Web page and app entries:
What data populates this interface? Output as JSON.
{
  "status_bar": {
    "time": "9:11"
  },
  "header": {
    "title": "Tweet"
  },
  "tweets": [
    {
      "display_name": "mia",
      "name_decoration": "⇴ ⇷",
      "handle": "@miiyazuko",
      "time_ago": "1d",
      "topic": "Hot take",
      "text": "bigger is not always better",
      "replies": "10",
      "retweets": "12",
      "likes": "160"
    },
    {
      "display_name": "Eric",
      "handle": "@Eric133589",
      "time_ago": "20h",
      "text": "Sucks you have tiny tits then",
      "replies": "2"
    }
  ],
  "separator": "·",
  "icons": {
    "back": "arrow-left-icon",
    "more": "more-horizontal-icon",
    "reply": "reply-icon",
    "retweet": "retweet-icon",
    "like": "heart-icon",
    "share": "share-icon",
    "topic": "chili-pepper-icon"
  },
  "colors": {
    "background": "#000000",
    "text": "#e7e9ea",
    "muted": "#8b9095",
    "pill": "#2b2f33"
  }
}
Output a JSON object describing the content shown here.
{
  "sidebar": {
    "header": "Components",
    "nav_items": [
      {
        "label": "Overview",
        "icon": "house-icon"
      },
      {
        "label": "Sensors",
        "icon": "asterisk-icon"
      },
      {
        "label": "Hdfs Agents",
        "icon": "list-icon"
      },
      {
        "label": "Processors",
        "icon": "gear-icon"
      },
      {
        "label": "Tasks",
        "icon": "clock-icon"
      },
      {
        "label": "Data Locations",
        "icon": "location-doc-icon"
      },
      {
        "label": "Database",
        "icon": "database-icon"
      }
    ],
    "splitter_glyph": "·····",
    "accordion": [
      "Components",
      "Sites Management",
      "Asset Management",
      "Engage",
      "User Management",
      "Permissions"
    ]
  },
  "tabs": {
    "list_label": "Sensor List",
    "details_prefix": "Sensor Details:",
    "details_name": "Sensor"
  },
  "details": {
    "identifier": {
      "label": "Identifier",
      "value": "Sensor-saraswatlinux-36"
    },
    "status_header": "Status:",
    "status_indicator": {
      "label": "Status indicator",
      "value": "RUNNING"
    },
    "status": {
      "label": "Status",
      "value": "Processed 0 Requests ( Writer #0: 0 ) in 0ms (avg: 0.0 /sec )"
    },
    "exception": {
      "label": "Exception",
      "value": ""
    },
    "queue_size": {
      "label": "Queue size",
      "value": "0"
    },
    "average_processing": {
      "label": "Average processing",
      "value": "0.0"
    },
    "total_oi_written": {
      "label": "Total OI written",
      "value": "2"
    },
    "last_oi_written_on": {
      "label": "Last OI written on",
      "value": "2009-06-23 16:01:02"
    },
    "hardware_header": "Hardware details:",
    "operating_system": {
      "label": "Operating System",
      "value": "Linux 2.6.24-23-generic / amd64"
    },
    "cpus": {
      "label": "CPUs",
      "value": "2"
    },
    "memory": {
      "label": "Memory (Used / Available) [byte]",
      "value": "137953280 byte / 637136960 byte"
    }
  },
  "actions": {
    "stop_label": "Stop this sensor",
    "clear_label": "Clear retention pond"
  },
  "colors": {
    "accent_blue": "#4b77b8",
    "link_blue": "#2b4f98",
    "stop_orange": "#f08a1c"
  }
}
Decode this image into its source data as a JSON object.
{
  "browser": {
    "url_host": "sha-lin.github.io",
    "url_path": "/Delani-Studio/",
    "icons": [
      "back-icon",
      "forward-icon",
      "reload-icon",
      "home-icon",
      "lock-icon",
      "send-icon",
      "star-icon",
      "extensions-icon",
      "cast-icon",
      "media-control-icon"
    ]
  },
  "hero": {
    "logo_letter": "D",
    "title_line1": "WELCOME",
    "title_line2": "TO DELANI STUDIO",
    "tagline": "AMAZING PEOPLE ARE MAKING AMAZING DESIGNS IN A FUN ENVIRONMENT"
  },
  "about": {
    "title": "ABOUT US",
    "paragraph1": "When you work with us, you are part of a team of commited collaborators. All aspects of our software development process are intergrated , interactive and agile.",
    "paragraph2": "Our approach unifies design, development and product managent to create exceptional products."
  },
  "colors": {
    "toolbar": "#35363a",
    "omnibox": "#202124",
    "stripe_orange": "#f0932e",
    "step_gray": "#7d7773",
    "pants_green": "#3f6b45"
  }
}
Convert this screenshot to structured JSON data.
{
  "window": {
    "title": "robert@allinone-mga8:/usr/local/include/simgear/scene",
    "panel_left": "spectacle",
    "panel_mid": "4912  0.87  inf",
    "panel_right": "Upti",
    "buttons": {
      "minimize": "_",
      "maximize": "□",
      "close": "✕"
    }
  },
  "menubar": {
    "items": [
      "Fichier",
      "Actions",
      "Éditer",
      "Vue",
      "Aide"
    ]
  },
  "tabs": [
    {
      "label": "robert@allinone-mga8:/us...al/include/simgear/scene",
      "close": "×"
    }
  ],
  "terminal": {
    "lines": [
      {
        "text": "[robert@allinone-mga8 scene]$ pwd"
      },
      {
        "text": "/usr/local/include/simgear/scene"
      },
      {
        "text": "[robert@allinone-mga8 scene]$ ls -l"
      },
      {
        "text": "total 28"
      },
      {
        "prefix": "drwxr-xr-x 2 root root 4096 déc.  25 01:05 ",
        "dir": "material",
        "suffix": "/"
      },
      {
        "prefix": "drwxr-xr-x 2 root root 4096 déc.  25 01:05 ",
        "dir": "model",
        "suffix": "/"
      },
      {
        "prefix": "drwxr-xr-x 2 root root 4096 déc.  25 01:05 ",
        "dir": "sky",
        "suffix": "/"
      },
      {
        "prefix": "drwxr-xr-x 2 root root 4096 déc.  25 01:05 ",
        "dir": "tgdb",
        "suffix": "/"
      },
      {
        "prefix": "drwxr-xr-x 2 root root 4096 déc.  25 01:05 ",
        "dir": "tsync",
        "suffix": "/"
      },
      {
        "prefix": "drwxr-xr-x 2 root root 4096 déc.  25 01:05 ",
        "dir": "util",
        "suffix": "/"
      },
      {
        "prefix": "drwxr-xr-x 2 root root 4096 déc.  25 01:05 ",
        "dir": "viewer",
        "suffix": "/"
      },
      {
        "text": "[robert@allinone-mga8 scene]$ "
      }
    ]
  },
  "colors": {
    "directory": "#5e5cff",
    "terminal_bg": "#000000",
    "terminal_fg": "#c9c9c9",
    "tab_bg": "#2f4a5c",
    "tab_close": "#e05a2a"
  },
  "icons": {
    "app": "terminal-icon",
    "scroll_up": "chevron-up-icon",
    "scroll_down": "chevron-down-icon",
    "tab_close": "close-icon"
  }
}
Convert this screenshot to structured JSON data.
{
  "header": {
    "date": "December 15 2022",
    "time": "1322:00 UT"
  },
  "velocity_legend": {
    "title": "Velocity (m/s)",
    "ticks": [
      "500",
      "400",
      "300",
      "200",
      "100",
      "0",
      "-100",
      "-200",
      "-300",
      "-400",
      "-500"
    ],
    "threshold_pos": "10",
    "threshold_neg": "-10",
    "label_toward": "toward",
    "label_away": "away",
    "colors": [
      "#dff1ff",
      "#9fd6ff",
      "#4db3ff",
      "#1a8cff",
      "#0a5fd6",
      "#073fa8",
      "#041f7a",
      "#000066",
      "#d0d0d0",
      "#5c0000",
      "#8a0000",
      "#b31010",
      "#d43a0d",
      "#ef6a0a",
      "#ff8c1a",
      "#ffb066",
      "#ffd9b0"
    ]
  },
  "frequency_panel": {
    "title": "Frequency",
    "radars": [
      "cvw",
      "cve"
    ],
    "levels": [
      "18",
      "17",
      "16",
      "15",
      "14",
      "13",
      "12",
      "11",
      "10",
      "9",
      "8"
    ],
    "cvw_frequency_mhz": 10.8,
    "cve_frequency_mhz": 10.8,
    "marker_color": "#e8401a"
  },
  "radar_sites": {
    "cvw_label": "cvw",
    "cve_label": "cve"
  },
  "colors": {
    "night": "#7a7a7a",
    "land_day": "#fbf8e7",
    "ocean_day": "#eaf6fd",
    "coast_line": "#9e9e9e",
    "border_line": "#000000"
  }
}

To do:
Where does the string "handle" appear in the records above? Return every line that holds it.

Answer to this problem:
      "handle": "@miiyazuko",
      "handle": "@Eric133589",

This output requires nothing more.